Please filter the data down to the lines that include the word "proud" and copy them.

Start of INPUT RECORDS

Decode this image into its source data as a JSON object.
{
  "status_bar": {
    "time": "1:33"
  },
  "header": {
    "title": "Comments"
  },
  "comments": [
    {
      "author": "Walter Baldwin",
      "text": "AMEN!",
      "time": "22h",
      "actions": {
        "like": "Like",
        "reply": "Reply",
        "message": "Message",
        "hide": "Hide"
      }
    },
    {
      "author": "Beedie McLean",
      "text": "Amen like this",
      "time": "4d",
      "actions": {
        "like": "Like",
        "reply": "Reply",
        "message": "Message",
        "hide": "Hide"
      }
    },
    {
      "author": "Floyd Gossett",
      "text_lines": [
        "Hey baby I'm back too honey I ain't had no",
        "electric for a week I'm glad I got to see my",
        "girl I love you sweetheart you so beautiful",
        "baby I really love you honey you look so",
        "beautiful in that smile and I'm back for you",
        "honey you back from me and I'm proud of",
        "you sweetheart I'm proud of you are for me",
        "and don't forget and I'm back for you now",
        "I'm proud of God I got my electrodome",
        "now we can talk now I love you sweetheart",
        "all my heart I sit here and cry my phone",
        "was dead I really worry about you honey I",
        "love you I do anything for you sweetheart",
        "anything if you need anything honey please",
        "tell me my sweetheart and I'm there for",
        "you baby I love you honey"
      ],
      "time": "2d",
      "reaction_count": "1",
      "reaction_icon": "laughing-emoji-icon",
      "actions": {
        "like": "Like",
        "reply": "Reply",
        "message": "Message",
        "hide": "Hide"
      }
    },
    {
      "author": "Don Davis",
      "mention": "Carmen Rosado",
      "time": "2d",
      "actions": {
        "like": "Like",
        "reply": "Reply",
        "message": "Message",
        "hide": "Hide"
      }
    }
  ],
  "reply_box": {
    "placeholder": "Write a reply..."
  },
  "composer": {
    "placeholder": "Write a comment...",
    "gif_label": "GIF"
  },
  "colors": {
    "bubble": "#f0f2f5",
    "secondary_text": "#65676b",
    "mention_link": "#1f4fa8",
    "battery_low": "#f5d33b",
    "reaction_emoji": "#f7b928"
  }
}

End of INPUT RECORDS

- COMPLETED TASK:
        "honey you back from me and I'm proud of",
        "you sweetheart I'm proud of you are for me",
        "I'm proud of God I got my electrodome",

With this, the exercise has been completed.